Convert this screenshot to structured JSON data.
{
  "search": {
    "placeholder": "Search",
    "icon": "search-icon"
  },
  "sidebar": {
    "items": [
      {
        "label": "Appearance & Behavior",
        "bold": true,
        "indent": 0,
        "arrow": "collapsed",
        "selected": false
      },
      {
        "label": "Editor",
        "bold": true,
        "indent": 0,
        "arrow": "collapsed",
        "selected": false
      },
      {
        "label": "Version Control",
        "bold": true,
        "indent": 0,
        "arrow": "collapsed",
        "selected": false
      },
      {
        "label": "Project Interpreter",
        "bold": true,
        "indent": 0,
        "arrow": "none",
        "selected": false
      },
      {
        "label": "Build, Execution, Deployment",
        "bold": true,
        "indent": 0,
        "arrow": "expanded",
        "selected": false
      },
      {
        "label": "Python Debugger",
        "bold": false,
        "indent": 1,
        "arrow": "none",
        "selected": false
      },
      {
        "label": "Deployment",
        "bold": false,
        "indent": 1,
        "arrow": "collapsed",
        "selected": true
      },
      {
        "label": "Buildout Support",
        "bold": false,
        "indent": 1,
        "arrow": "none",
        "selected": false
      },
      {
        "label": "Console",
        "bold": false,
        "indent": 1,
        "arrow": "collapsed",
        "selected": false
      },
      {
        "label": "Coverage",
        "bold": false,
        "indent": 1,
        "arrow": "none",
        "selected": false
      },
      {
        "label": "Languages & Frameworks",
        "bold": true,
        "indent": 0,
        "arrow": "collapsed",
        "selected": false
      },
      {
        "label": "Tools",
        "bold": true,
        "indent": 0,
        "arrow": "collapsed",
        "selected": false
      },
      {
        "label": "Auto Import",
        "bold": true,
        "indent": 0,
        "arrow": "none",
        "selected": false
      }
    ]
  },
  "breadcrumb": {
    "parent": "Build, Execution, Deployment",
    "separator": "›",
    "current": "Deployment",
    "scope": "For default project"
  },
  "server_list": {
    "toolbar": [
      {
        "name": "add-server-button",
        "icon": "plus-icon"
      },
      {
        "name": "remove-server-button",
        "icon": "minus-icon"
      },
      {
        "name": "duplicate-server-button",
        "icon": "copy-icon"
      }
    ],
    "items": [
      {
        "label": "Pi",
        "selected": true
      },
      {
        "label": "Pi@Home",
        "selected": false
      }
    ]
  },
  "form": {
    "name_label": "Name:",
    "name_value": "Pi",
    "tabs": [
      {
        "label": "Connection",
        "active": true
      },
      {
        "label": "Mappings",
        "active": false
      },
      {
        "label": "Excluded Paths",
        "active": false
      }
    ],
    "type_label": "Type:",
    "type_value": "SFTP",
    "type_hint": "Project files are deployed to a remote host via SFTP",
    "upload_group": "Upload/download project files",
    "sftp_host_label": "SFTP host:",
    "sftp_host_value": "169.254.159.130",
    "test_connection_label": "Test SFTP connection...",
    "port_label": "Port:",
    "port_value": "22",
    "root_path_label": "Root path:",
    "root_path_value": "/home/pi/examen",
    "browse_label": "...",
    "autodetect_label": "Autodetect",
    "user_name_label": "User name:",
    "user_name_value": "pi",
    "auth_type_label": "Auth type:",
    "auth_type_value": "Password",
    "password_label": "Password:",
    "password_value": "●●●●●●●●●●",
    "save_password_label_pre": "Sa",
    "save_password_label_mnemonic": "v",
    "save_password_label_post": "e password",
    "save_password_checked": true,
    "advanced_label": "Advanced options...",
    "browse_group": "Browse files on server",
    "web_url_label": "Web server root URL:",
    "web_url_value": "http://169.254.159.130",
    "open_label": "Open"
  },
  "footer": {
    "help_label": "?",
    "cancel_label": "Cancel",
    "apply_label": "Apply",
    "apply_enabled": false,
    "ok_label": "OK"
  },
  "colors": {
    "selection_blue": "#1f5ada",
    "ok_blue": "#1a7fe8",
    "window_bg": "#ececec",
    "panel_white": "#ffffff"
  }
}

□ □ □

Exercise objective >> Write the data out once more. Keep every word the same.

Expected answer >>
Convert this screenshot to structured JSON data.
{
  "search": {
    "placeholder": "Search",
    "icon": "search-icon"
  },
  "sidebar": {
    "items": [
      {
        "label": "Appearance & Behavior",
        "bold": true,
        "indent": 0,
        "arrow": "collapsed",
        "selected": false
      },
      {
        "label": "Editor",
        "bold": true,
        "indent": 0,
        "arrow": "collapsed",
        "selected": false
      },
      {
        "label": "Version Control",
        "bold": true,
        "indent": 0,
        "arrow": "collapsed",
        "selected": false
      },
      {
        "label": "Project Interpreter",
        "bold": true,
        "indent": 0,
        "arrow": "none",
        "selected": false
      },
      {
        "label": "Build, Execution, Deployment",
        "bold": true,
        "indent": 0,
        "arrow": "expanded",
        "selected": false
      },
      {
        "label": "Python Debugger",
        "bold": false,
        "indent": 1,
        "arrow": "none",
        "selected": false
      },
      {
        "label": "Deployment",
        "bold": false,
        "indent": 1,
        "arrow": "collapsed",
        "selected": true
      },
      {
        "label": "Buildout Support",
        "bold": false,
        "indent": 1,
        "arrow": "none",
        "selected": false
      },
      {
        "label": "Console",
        "bold": false,
        "indent": 1,
        "arrow": "collapsed",
        "selected": false
      },
      {
        "label": "Coverage",
        "bold": false,
        "indent": 1,
        "arrow": "none",
        "selected": false
      },
      {
        "label": "Languages & Frameworks",
        "bold": true,
        "indent": 0,
        "arrow": "collapsed",
        "selected": false
      },
      {
        "label": "Tools",
        "bold": true,
        "indent": 0,
        "arrow": "collapsed",
        "selected": false
      },
      {
        "label": "Auto Import",
        "bold": true,
        "indent": 0,
        "arrow": "none",
        "selected": false
      }
    ]
  },
  "breadcrumb": {
    "parent": "Build, Execution, Deployment",
    "separator": "›",
    "current": "Deployment",
    "scope": "For default project"
  },
  "server_list": {
    "toolbar": [
      {
        "name": "add-server-button",
        "icon": "plus-icon"
      },
      {
        "name": "remove-server-button",
        "icon": "minus-icon"
      },
      {
        "name": "duplicate-server-button",
        "icon": "copy-icon"
      }
    ],
    "items": [
      {
        "label": "Pi",
        "selected": true
      },
      {
        "label": "Pi@Home",
        "selected": false
      }
    ]
  },
  "form": {
    "name_label": "Name:",
    "name_value": "Pi",
    "tabs": [
      {
        "label": "Connection",
        "active": true
      },
      {
        "label": "Mappings",
        "active": false
      },
      {
        "label": "Excluded Paths",
        "active": false
      }
    ],
    "type_label": "Type:",
    "type_value": "SFTP",
    "type_hint": "Project files are deployed to a remote host via SFTP",
    "upload_group": "Upload/download project files",
    "sftp_host_label": "SFTP host:",
    "sftp_host_value": "169.254.159.130",
    "test_connection_label": "Test SFTP connection...",
    "port_label": "Port:",
    "port_value": "22",
    "root_path_label": "Root path:",
    "root_path_value": "/home/pi/examen",
    "browse_label": "...",
    "autodetect_label": "Autodetect",
    "user_name_label": "User name:",
    "user_name_value": "pi",
    "auth_type_label": "Auth type:",
    "auth_type_value": "Password",
    "password_label": "Password:",
    "password_value": "●●●●●●●●●●",
    "save_password_label_pre": "Sa",
    "save_password_label_mnemonic": "v",
    "save_password_label_post": "e password",
    "save_password_checked": true,
    "advanced_label": "Advanced options...",
    "browse_group": "Browse files on server",
    "web_url_label": "Web server root URL:",
    "web_url_value": "http://169.254.159.130",
    "open_label": "Open"
  },
  "footer": {
    "help_label": "?",
    "cancel_label": "Cancel",
    "apply_label": "Apply",
    "apply_enabled": false,
    "ok_label": "OK"
  },
  "colors": {
    "selection_blue": "#1f5ada",
    "ok_blue": "#1a7fe8",
    "window_bg": "#ececec",
    "panel_white": "#ffffff"
  }
}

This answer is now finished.